Not all glazed additions have to blend seamlessly with the host building, and on occasion, building a contrasting architectural feature can have surprising results.
This unusual Grade II Listed property dating back to the 1700’s and much altered in the early 20th Century featured many modest sized rooms with small leaded windows. It was on the later extensions housing the kitchen and utility rooms, where owners wished to extend and build a completely new kitchen and dining facility.
It was important that the overall profile of the garden room harmonised with the building rather than reflect a particular architectural aspect, so that in time it could be looked back on as a key phase in the building’s organic and evolutionary development.
A solid wall running almost the full length of the new room accommodates full height
cupboards and cooking station with extraction.
This spacious room incorporates two separate island units, one with breakfast bar.
The bold features and classic/contemporary approach to this structure complements the uncluttered clean lines of the kitchen interior.
Folding doors open from the kitchen to the terrace, accentuating the indoor/outdoor way the room and garden is used.

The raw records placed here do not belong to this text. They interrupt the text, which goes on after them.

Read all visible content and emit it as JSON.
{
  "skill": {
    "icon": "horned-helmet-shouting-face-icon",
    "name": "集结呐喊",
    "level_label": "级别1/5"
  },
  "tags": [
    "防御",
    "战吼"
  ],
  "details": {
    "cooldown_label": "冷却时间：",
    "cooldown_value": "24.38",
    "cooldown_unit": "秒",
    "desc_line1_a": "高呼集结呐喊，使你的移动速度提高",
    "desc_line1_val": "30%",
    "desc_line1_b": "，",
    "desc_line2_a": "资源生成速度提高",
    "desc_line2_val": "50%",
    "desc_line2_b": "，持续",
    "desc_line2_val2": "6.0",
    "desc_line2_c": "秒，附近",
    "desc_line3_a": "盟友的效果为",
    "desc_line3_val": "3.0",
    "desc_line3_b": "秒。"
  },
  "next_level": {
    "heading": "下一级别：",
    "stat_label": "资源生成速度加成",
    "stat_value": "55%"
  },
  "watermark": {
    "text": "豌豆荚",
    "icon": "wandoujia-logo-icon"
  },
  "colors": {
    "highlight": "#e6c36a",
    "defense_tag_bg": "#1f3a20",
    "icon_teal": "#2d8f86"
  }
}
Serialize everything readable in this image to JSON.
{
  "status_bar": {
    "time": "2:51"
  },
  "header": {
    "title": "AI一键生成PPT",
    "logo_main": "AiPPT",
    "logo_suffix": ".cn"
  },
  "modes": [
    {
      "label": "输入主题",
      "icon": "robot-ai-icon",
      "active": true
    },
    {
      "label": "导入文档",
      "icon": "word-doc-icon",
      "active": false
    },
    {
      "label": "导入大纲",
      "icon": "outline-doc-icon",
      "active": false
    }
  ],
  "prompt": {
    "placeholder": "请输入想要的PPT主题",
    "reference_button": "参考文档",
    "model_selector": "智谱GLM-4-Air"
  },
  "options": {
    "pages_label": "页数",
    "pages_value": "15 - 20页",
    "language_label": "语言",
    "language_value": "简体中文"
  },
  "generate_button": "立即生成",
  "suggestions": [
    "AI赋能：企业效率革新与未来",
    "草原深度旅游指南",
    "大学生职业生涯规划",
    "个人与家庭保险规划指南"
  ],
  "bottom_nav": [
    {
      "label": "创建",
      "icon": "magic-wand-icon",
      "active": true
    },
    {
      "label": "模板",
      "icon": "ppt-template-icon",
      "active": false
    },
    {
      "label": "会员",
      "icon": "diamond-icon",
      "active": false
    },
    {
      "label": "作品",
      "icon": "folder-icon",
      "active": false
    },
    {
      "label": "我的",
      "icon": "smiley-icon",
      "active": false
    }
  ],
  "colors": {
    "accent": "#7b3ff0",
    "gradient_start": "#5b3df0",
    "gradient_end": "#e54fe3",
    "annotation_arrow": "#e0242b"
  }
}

This project illustrates how the contrasting colours between the red brick and conservatory painted in Tempest can create a bold and striking effect. The brick piers play an integral part in the disposal of rainwater.